Per Mertesacker on Hansi Flick: “His contribution to our World Cup win is underrated. Hansi brings the players together, he has that ability to a degree I’ve never experienced before. With him it’s about little ego and a lot of team spirit” [Kicker] pic.twitter.com/e2K3pJwNkE
— Bayern & Germany (@iMiaSanMia) December 2, 2019
Caretaker boss Hansi Flick had enjoyed the perfect start to his temporary reign at this point. Winning all four of his games in charge without even conceding a goal, but plundering sixteen for themselves in the process. Those were pretty ominous statistics facing a Leverkusen side languishing mid-table.
For all that Flick had got everything spot-on before this, and was rightly praised for doing so, Peter Bosz deserves enormous credit for his tactics in this game.
Using the abundance of pace out wide in Moussa Diaby and Leon Bailey, Leverkusen were able to penetrate the space in behind Bayern on the counter-attack. Alphonso Davies had been impressing onlookers with his displays at left-back, but this proved to be a difficult evening for the Canadian youngster as Diaby repeatedly turned him inside-out.
Bailey was reminding everyone of his talent as Leverkusen quickly sprung their attacks and he stunned the Allianz by putting the visitors ahead. The Bayern response was incessant pressure that including hitting the woodwork a couple of times before Thomas Müller netted an equalising goal.
Incredibly, Bayern were on level terms for less than two minutes before Bailey repeated his heroics and restored Leverkusen’s lead in front of a stunned Allianz Arena.
With the champions right back where they started, they again set about seeking another equaliser. Indeed, Bayern pushed and pushed, but Robert Lewandowski’s record of struggling to score against Leverkusen somehow continued.
A mixture of spurned opportunities, last-ditch defending and good saves from Lukas Hradecky ensured a famous Leverkusen win and Flick’s first defeat as Bayern boss.
With Borussia Mönchengladbach registering a 4-2 win over Freiburg on Sunday, it means they once again sit top, with Leipzig breathing down their neck.
Schalke, Bayern and Dortmund are not far behind in this intriguing and unpredictable Bundesliga title race as we edge closer to the winter pause.

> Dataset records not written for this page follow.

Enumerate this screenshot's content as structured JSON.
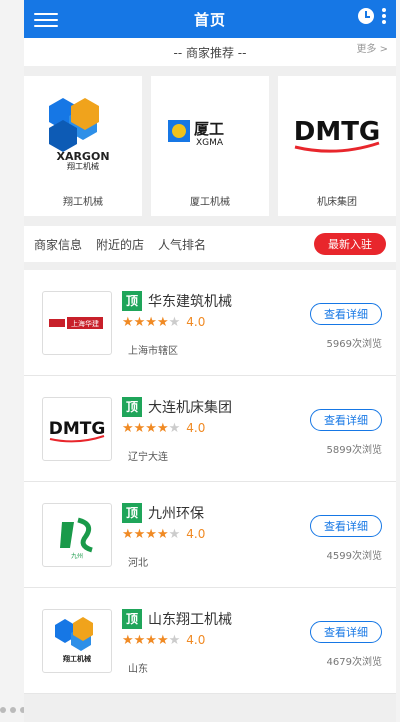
{
  "header": {
    "title": "首页"
  },
  "recommend": {
    "title": "-- 商家推荐 --",
    "more": "更多 >"
  },
  "brands": [
    {
      "logo_text": "XARGON",
      "logo_sub": "翔工机械",
      "name": "翔工机械"
    },
    {
      "logo_text": "厦工",
      "logo_sub": "XGMA",
      "name": "厦工机械"
    },
    {
      "logo_text": "DMTG",
      "name": "机床集团"
    }
  ],
  "tabs": {
    "items": [
      "商家信息",
      "附近的店",
      "人气排名"
    ],
    "badge": "最新入驻"
  },
  "merchants": [
    {
      "badge": "顶",
      "name": "华东建筑机械",
      "rating": "4.0",
      "stars": 4,
      "location": "上海市辖区",
      "views": "5969次浏览",
      "button": "查看详细",
      "logo_text": "上海华建"
    },
    {
      "badge": "顶",
      "name": "大连机床集团",
      "rating": "4.0",
      "stars": 4,
      "location": "辽宁大连",
      "views": "5899次浏览",
      "button": "查看详细",
      "logo_text": "DMTG"
    },
    {
      "badge": "顶",
      "name": "九州环保",
      "rating": "4.0",
      "stars": 4,
      "location": "河北",
      "views": "4599次浏览",
      "button": "查看详细",
      "logo_text": "九州"
    },
    {
      "badge": "顶",
      "name": "山东翔工机械",
      "rating": "4.0",
      "stars": 4,
      "location": "山东",
      "views": "4679次浏览",
      "button": "查看详细",
      "logo_text": "翔工机械"
    }
  ],
  "colors": {
    "primary": "#1677e5",
    "accent_red": "#e8262c",
    "star": "#f08a24",
    "top_badge": "#1fa55a"
  }
}
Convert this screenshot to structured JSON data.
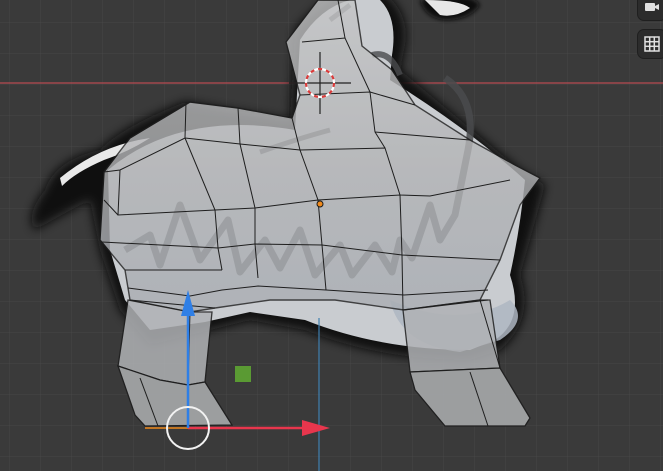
{
  "viewport": {
    "background": "#3a3a3a",
    "grid_color": "#474747",
    "x_axis_color": "#b64a52",
    "y_axis_color": "#3f7fb0"
  },
  "model": {
    "mesh_fill": "#b7b8b9",
    "edge_color": "#1e1e1e",
    "reference_image": "sheep-sketch-reference"
  },
  "cursor": {
    "icon": "3d-cursor-icon",
    "color": "#d93b3b"
  },
  "origin": {
    "color": "#f08a1c"
  },
  "gizmo": {
    "x_color": "#e8364d",
    "y_color": "#2f7fe6",
    "center_color": "#f2f2f2",
    "handle_color": "#5a9a33"
  },
  "side_buttons": [
    {
      "name": "camera-view-button",
      "icon": "camera-icon"
    },
    {
      "name": "toggle-grid-button",
      "icon": "grid-icon"
    }
  ]
}
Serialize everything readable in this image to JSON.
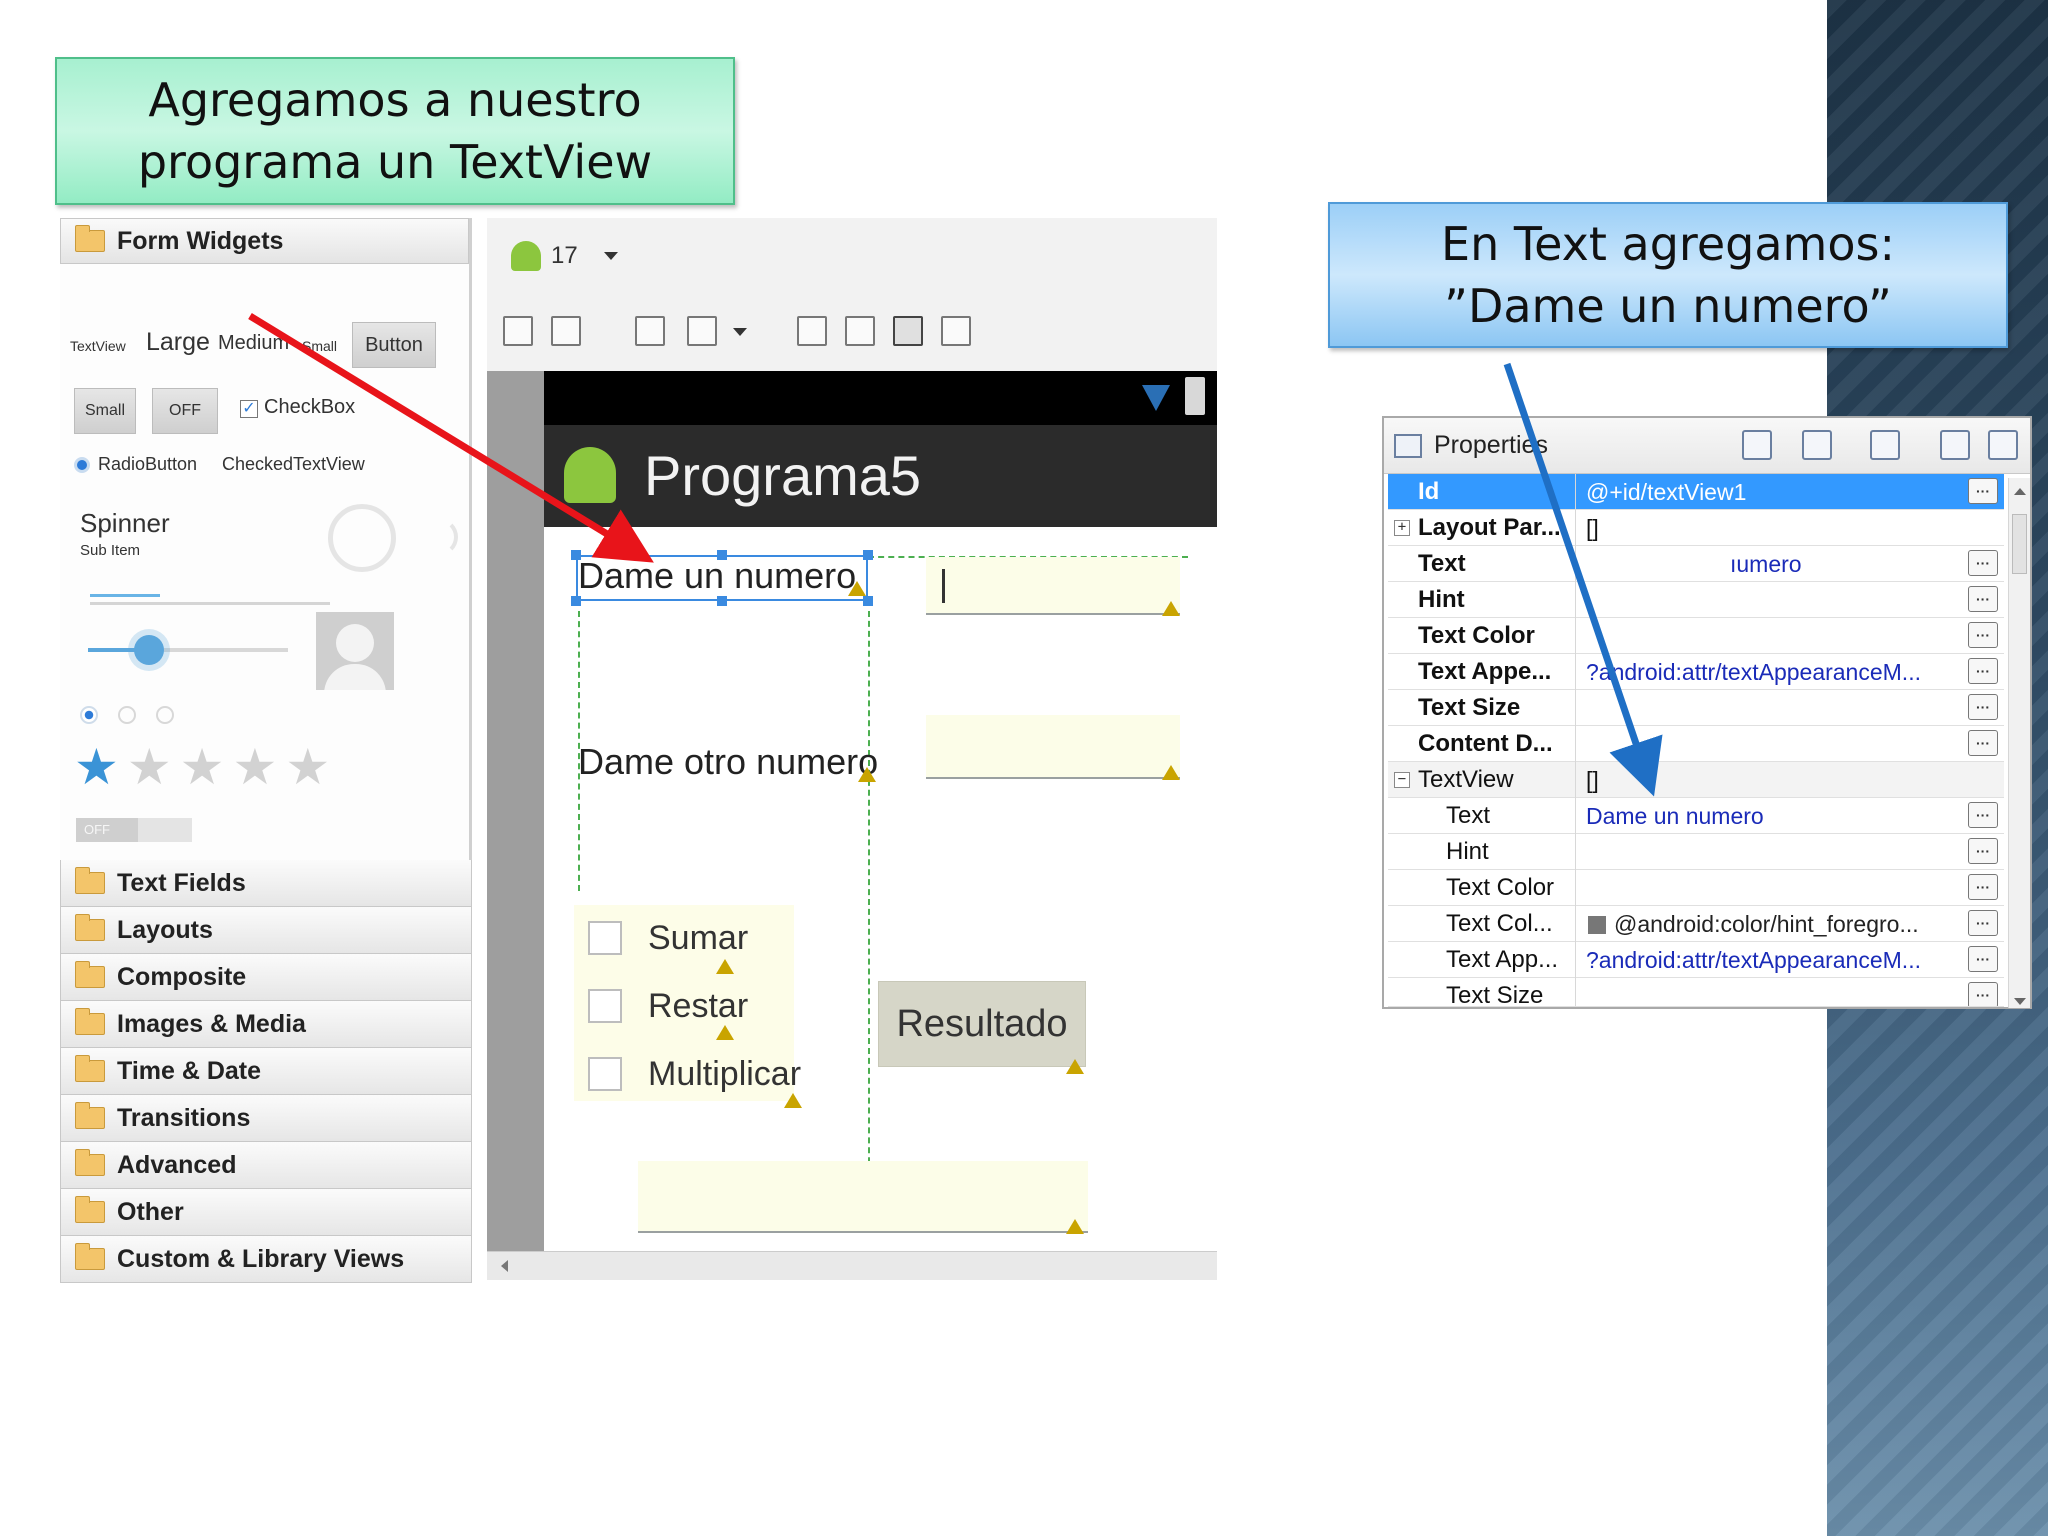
{
  "callouts": {
    "left_line1": "Agregamos a nuestro",
    "left_line2": "programa un TextView",
    "right_line1": "En Text agregamos:",
    "right_line2": "”Dame un numero”"
  },
  "palette": {
    "form_widgets_label": "Form Widgets",
    "widgets": {
      "textview": "TextView",
      "large": "Large",
      "medium": "Medium",
      "small": "Small",
      "button": "Button",
      "small_button": "Small",
      "toggle_off": "OFF",
      "checkbox": "CheckBox",
      "radiobutton": "RadioButton",
      "checkedtextview": "CheckedTextView",
      "spinner": "Spinner",
      "spinner_sub": "Sub Item",
      "switch_off": "OFF"
    },
    "categories": [
      {
        "label": "Text Fields"
      },
      {
        "label": "Layouts"
      },
      {
        "label": "Composite"
      },
      {
        "label": "Images & Media"
      },
      {
        "label": "Time & Date"
      },
      {
        "label": "Transitions"
      },
      {
        "label": "Advanced"
      },
      {
        "label": "Other"
      },
      {
        "label": "Custom & Library Views"
      }
    ]
  },
  "designer": {
    "api_level": "17",
    "app_title": "Programa5",
    "label1": "Dame un numero",
    "label2": "Dame otro numero",
    "check_sumar": "Sumar",
    "check_restar": "Restar",
    "check_multiplicar": "Multiplicar",
    "button_resultado": "Resultado"
  },
  "properties": {
    "title": "Properties",
    "more_glyph": "···",
    "rows": [
      {
        "name": "Id",
        "value": "@+id/textView1",
        "selected": true
      },
      {
        "name": "Layout Par...",
        "value": "[]"
      },
      {
        "name": "Text",
        "value": "ıumero"
      },
      {
        "name": "Hint",
        "value": ""
      },
      {
        "name": "Text Color",
        "value": ""
      },
      {
        "name": "Text Appe...",
        "value": "?android:attr/textAppearanceM..."
      },
      {
        "name": "Text Size",
        "value": ""
      },
      {
        "name": "Content D...",
        "value": ""
      },
      {
        "name": "TextView",
        "value": "[]"
      },
      {
        "name": "Text",
        "value": "Dame un numero"
      },
      {
        "name": "Hint",
        "value": ""
      },
      {
        "name": "Text Color",
        "value": ""
      },
      {
        "name": "Text Col...",
        "value": "@android:color/hint_foregro..."
      },
      {
        "name": "Text App...",
        "value": "?android:attr/textAppearanceM..."
      },
      {
        "name": "Text Size",
        "value": ""
      }
    ]
  },
  "colors": {
    "red_arrow": "#e8141a",
    "blue_arrow": "#1f6fc5",
    "selection_blue": "#3399ff"
  }
}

The exciting nature of this season means that Gladbach hosting Bayern on Saturday could change it all around and will likely dominate this column next week.